Writer and playwright Jack Thorne urged the television industry to do more for people with disabilities, saying it had “completely and utterly” failed them.
He also referred to the diagnosis of cholinergic urticaria at the age of 20, which makes people allergic to their own body heat, describing it as “chronic and very painful”.
Thorne, the winner of five Baftas, has written for television series including His Dark Materials, Kiri and The Virtues, and films including Enola Holmes, The Secret Garden and The Aeronauts.
The 42-year-old also wrote the screenplay for Harry Potter and the Cursed Child, Olivier and Tony’s award-winning play based on JK Rowling’s wizarding books.
While delivering the prestigious MacTaggart talk at this year’s Edinburgh TV Festival, which was held largely virtually due to the coronavirus pandemic, he went on to say that due to his own personal circumstances he has ” considered a vital part of my professional life to try and pursue the cause of the disabled ”.
But he admitted, “And in most cases, I failed. Mainly because of my own shortcomings. But also, because the world of television is against telling stories of disabled people with disabled talents. “
Thorne described disability as “the forgotten diversity, the one that everyone leaves out in speeches”.
He added: “Gender, race, sexuality, all are rightly discussed at length. The handicap is relegated. In conversations about representation, in action plans and planning for the new era, disability is confined to the corner, there remains an afterthought.
“The actors – actors I admire – took on roles they shouldn’t have had; I have been complicit in some of these decisions. The producers ignored the disabled writers.
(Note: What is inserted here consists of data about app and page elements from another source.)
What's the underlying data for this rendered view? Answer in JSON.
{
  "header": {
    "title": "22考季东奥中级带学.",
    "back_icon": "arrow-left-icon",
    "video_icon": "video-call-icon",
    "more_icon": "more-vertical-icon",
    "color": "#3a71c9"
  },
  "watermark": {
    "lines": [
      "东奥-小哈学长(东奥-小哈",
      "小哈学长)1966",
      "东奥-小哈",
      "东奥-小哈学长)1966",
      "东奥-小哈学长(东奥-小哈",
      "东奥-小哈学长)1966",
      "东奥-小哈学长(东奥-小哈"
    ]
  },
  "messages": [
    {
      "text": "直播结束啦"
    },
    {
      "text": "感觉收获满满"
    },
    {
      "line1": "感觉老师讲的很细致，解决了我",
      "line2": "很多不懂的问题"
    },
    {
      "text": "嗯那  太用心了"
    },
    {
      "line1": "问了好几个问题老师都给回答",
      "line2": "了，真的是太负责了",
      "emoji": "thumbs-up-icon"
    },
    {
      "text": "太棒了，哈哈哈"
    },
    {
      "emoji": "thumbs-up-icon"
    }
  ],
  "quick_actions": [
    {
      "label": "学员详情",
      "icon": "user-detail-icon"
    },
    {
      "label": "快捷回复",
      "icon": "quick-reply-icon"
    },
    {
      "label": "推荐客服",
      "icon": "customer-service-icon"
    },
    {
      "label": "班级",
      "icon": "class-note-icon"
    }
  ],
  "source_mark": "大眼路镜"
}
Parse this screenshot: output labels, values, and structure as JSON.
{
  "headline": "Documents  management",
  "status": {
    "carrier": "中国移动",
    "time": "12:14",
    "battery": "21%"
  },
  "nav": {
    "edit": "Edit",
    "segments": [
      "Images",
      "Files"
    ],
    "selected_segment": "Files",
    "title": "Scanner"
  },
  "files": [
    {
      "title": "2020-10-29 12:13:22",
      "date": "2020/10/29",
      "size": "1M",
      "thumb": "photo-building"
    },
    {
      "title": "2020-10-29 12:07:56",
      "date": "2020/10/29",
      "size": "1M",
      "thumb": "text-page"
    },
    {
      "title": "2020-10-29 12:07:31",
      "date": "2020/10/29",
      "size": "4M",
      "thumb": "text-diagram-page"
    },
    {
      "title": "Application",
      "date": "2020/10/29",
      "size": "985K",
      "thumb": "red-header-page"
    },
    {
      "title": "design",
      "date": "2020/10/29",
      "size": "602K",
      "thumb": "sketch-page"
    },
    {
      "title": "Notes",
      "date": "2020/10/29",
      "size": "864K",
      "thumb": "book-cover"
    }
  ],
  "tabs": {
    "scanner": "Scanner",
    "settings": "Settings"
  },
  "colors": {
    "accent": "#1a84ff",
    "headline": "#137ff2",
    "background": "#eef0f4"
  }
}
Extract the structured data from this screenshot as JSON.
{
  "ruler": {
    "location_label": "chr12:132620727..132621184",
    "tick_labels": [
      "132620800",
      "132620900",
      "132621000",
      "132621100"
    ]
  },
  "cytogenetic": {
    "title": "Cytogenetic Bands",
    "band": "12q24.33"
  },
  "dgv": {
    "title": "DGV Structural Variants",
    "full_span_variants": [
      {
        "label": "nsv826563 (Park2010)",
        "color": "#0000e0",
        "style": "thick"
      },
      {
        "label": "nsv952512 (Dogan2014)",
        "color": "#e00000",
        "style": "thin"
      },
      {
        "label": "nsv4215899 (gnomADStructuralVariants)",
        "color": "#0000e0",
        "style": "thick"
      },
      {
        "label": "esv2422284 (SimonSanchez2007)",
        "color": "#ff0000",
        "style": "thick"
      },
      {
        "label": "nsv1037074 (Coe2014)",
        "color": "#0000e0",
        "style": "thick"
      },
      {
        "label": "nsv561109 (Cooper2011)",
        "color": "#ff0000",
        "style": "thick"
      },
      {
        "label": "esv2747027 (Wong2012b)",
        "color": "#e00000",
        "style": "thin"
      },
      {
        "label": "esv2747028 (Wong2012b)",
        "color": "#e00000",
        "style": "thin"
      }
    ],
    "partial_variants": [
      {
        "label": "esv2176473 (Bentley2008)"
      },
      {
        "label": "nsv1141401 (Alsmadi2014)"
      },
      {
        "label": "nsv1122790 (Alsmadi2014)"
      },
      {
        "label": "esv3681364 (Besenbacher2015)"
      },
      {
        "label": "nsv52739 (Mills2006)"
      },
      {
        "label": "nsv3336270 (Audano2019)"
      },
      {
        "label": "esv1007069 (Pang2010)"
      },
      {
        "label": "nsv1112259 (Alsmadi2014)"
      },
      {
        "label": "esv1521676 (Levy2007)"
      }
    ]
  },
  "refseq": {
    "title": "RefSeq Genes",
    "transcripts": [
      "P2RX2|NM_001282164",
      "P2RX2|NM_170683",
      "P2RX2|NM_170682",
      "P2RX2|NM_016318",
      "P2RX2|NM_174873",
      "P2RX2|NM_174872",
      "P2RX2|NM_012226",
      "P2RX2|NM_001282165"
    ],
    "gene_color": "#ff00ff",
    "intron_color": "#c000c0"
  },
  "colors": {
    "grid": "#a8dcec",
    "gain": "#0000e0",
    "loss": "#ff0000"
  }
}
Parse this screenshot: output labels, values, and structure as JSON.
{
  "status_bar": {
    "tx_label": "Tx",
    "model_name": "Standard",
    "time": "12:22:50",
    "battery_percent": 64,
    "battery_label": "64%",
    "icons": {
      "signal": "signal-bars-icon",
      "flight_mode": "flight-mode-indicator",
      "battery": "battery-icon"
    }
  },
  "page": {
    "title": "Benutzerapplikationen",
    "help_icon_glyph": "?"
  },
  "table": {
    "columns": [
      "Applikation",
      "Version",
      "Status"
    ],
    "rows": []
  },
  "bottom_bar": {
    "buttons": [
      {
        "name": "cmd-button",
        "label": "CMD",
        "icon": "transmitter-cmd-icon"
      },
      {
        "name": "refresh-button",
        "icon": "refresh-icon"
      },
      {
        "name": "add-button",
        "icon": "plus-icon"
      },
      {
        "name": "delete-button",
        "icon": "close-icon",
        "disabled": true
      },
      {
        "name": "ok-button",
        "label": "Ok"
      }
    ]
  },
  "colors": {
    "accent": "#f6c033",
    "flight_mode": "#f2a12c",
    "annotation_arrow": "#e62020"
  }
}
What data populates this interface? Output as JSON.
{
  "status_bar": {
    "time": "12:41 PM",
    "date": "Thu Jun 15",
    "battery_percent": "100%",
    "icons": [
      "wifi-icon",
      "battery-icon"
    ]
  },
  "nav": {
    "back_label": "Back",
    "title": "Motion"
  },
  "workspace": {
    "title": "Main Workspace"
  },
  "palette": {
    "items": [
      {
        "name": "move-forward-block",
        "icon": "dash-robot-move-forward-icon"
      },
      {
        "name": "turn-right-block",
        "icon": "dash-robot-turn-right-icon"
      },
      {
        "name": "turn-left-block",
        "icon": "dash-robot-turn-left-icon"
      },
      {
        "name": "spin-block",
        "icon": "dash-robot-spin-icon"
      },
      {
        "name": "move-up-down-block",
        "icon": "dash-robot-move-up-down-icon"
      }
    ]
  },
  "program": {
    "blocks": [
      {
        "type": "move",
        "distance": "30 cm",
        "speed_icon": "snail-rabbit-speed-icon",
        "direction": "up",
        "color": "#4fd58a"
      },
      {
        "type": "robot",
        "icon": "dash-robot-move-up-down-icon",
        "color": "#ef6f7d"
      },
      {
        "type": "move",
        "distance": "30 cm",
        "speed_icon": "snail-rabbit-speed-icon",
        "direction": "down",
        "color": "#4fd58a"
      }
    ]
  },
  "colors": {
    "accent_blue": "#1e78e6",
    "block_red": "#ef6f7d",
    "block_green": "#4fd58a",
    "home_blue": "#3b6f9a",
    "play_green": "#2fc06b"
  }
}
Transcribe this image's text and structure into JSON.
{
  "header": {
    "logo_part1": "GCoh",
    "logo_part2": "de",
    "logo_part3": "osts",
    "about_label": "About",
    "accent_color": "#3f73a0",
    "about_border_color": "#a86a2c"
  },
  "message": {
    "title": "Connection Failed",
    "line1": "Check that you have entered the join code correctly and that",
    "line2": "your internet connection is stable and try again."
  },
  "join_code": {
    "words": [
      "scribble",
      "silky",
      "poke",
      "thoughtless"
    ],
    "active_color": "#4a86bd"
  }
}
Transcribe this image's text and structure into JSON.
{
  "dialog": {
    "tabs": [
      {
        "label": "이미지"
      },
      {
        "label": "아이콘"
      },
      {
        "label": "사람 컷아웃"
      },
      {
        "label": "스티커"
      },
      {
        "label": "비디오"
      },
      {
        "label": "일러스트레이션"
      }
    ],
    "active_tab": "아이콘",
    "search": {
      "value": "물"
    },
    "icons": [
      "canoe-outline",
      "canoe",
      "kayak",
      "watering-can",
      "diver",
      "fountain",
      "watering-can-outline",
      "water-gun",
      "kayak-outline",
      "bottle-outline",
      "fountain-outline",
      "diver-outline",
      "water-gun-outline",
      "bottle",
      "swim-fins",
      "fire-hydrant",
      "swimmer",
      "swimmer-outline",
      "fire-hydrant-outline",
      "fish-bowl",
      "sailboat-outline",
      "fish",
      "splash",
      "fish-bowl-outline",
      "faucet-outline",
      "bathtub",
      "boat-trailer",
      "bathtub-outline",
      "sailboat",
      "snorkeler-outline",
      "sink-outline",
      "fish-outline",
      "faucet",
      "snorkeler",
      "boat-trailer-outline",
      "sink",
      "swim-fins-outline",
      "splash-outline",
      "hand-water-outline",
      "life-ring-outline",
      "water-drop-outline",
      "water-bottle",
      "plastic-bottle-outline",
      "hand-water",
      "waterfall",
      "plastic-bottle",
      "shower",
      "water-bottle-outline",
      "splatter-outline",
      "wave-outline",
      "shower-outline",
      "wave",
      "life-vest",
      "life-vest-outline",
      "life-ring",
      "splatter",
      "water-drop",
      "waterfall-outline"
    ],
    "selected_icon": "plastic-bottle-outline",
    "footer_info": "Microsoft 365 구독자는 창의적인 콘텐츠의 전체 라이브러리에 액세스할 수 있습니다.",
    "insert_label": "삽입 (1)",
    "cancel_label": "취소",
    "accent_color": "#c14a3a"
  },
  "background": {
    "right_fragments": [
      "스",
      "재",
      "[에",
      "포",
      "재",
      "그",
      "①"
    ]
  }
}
“The commissioners did not take the opportunity to tell disabled stories. There are very few disabled people in front of the camera, let alone behind.
“Television has let people with disabilities down. Totally and totally.
Addressing ways the industry needs to improve, Thorne urged TV commissioners to hire people with disabilities to tell their own stories.
He also highlighted the impact of the pandemic on people with disabilities, adding: “It has, of course, been a cruel year. Just like last year has been a cruel year. We have all lost so much.
“And, personally, I think the biggest thing we lost was a little bit of humanity. Because this year has been a year of ableism unlike any I have seen before. It was a year when many people with disabilities died.
He said the term underlying health problem, used to describe those most clinically vulnerable to coronavirus, has helped people come to terms with “this unnecessary death” and the “ridiculous idea” that there is. has “two rows of deaths, those that people should be worried about – those who are ‘healthy’ – and those who are not.”
Thorne follows in the footsteps of Rupert Murdoch, Armando Iannucci and Michaela Coel in giving the talk.